Termination for convenience clauses: a limitation of liability by the backdoor

United Kingdom

A recent unreported decision in the Commercial Court may have significant implications for parties to construction contracts containing termination for convenience clauses. The decision applies established legal principles to suggest that the existence of such clauses will prevent or significantly limit claims for loss of profit even in the cases involving a repudiatory breach of contract.

The decision concerned a contract for the supply of goods and services by Comau (part of the Fiat group) relating to the installation of a new production line at a factory owned by the Lotus group. Lotus delayed in making certain payments under the contract and Comau sought to terminate under the contract and at common law for repudiatory breach. Comau brought proceedings to recover the profit it would have earned had the contract been performed by Lotus.

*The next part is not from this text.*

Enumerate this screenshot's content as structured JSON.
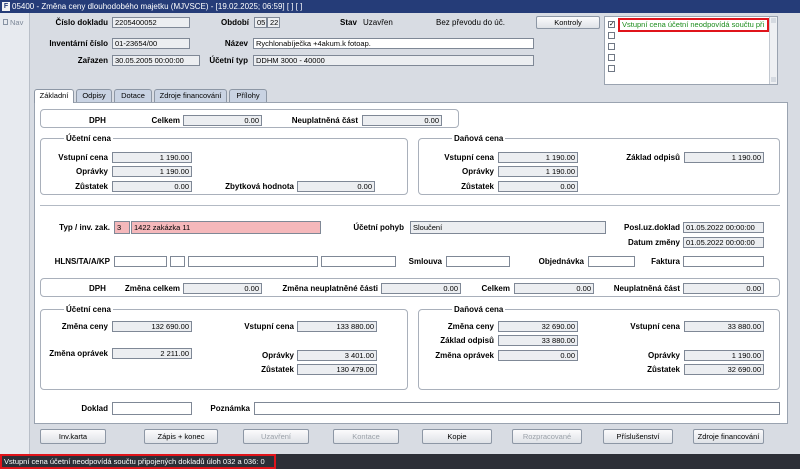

Lotus argued that Comau’s claim for loss of profit ought to fail due to a termination for convenience clause included in the contract (which provided no entitlement to recover loss of profit). Lotus argued that it could have terminated the contract at any time and Comau therefore had no right to earn a profit for the full duration of the contract (Comau therefore had an insufficient “expectation interest” to sustain a claim for loss of profit).

The court agreed with Lotus and applied established legal principles which require a court, when assessing damages for breach of contract, to assume that a contract-breaker will perform a contract in the least onerous way possible. The court therefore proceeded on the assumption that Lotus would have exercised its right to terminate for convenience. The court noted that, “any other assumption ignores the limited nature of Comau’s ‘expectation interest’ – that Comau was never entitled to profits on the whole of the goods and services to be supplied pursuant to the Agreement but was only ever entitled to such profit as it might have gained prior to any ‘termination for convenience’.”

One notable aspect of the court’s reasoning is the apparent absence of any need by Lotus to show that it would have exercised its right to terminate for convenience had Comau not terminated the contract. The mere existence of the termination for convenience clause appears to have been sufficient without evidence of causation as to whether or not the clause would – as a matter of fact – have impacted upon the profits which Comau would have derived from the contract.

Parties negotiating contracts with termination for convenience clauses would be well advised to consider the full ramifications of such clauses in light of this decision. To the extent that this decision provides an unwelcome limitation of liability, parties should seek to clarify their intentions in the termination for convenience clause itself, addressing specifically the extent to which the clause may be relied upon to reduce damages which might otherwise be recoverable under the contract.

Reference: Comau UK Limited v Lotus Lightweight Structures Limited [2014] EWHC 2122 (Comm)